*** Opening of Excerpted data ***

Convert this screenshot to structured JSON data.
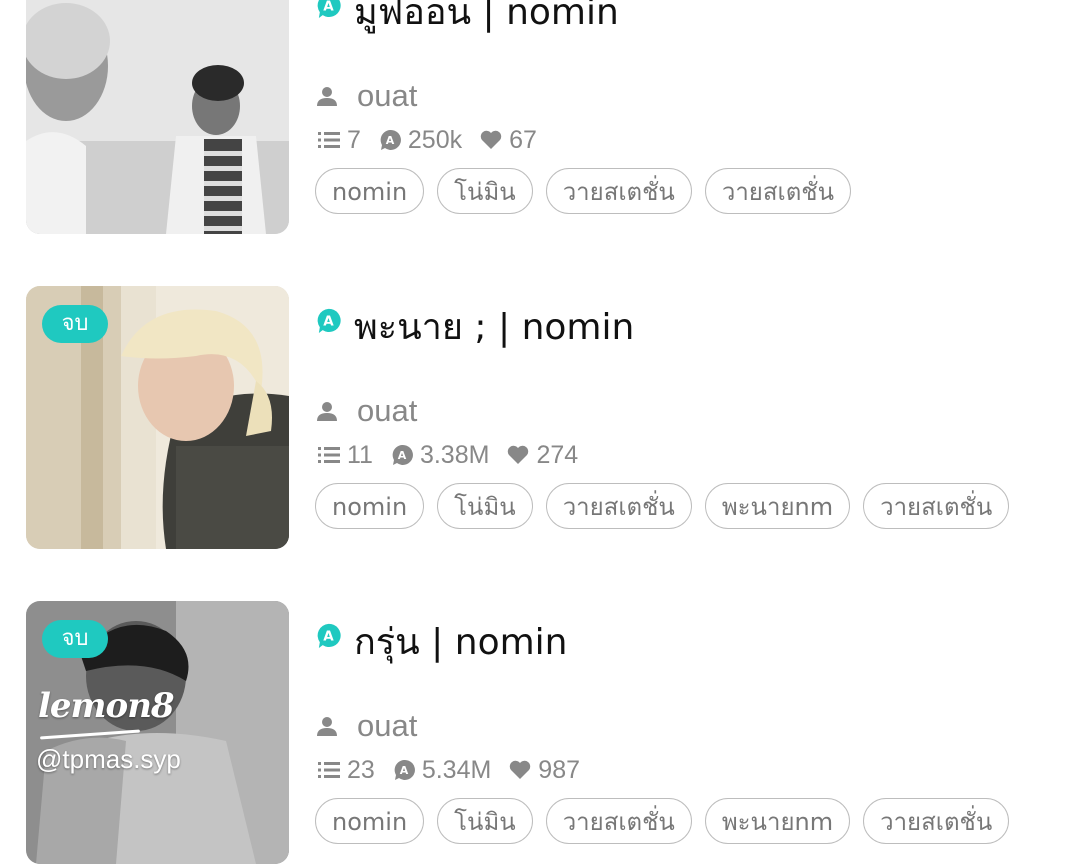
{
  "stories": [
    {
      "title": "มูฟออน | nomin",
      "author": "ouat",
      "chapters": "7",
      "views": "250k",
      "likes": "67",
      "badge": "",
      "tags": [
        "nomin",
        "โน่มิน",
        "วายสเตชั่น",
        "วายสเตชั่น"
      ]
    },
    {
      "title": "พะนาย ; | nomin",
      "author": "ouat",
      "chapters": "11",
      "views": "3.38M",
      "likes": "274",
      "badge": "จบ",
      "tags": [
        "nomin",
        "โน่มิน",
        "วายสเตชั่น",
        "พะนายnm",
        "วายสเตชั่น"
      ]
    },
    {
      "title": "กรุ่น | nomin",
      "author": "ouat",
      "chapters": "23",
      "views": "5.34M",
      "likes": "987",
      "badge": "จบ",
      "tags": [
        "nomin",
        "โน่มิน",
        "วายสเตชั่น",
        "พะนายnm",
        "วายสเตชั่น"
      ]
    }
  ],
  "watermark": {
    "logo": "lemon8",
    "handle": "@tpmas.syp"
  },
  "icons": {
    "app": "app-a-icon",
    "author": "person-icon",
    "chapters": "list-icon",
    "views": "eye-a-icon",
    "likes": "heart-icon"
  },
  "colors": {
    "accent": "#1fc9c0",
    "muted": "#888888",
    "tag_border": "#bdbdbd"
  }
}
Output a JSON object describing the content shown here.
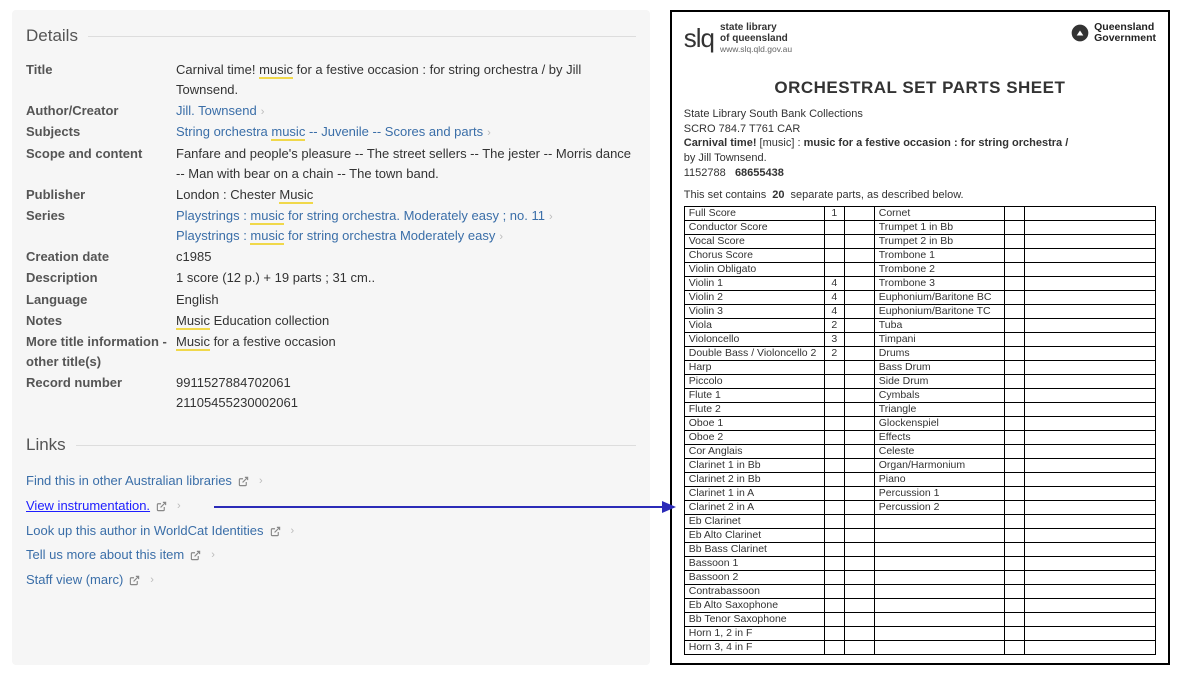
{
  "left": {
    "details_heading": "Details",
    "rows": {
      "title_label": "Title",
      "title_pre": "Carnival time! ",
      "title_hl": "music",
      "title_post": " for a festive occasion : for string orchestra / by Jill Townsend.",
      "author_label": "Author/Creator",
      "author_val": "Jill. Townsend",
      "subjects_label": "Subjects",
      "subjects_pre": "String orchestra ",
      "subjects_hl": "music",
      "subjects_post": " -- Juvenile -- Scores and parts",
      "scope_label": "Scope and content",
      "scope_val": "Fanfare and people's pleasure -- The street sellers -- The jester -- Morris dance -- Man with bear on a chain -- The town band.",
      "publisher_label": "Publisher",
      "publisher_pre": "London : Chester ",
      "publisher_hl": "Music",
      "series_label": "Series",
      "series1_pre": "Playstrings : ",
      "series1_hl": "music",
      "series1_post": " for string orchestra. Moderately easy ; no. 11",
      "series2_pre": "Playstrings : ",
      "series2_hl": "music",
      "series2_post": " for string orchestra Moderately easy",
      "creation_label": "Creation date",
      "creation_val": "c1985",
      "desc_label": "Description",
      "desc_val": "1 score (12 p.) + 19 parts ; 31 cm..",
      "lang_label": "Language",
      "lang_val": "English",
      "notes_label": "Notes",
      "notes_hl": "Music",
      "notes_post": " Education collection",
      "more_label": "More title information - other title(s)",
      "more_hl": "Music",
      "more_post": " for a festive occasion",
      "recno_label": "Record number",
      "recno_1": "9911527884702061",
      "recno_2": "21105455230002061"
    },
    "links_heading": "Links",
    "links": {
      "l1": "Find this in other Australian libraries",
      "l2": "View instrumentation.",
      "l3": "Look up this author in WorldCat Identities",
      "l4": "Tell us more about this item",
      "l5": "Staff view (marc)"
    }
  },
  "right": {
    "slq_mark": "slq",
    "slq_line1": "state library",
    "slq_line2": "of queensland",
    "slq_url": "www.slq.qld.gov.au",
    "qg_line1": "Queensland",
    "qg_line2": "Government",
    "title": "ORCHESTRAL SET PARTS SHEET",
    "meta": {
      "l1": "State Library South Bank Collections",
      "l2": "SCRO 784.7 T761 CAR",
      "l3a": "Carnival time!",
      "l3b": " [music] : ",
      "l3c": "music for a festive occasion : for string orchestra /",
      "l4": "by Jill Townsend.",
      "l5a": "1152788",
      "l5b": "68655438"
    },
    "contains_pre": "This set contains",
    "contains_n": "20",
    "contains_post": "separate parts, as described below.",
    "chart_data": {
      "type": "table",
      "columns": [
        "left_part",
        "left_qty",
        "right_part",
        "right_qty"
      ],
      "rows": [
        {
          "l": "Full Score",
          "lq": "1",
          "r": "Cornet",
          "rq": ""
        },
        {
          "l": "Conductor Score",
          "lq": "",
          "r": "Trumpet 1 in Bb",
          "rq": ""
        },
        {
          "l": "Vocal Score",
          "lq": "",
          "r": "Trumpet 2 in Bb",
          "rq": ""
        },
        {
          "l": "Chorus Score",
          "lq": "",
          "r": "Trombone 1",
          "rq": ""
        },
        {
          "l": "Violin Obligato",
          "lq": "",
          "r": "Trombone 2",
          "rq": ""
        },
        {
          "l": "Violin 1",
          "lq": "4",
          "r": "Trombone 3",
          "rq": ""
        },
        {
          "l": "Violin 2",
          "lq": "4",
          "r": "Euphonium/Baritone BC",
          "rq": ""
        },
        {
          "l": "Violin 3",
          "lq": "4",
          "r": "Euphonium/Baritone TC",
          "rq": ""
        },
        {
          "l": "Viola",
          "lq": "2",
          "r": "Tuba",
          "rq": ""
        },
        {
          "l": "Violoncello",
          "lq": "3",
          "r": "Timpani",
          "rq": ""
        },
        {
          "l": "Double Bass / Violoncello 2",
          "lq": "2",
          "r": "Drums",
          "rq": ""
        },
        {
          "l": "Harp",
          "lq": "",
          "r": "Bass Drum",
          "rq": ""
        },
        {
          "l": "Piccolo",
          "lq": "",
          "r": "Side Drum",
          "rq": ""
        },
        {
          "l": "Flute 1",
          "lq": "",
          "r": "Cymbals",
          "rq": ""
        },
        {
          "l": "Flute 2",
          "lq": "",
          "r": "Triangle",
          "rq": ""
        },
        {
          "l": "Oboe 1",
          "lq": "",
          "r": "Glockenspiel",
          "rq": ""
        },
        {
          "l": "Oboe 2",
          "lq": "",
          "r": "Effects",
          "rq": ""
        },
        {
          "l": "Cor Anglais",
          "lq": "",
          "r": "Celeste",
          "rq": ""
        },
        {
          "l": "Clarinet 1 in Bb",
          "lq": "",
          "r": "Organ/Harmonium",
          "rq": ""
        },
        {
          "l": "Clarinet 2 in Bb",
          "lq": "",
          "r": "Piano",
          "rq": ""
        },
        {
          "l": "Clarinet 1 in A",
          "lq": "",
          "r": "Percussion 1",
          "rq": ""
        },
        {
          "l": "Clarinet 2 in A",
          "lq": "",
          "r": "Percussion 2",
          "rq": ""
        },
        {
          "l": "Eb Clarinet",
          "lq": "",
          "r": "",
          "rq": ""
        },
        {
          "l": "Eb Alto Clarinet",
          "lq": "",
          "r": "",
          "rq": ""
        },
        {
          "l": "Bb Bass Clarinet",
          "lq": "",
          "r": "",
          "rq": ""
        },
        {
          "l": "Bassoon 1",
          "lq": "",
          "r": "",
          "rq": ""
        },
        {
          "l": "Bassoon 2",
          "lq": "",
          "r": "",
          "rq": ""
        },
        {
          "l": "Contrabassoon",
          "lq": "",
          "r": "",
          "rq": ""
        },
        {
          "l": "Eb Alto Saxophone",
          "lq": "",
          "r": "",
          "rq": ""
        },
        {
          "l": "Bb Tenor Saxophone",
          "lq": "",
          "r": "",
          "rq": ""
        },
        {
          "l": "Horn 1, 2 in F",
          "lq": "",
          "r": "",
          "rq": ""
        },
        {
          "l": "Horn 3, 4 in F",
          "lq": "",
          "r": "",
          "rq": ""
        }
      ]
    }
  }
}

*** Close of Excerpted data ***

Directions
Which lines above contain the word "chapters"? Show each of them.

Solution to the exercise
      "chapters": "7",
      "chapters": "11",
      "chapters": "23",
    "chapters": "list-icon",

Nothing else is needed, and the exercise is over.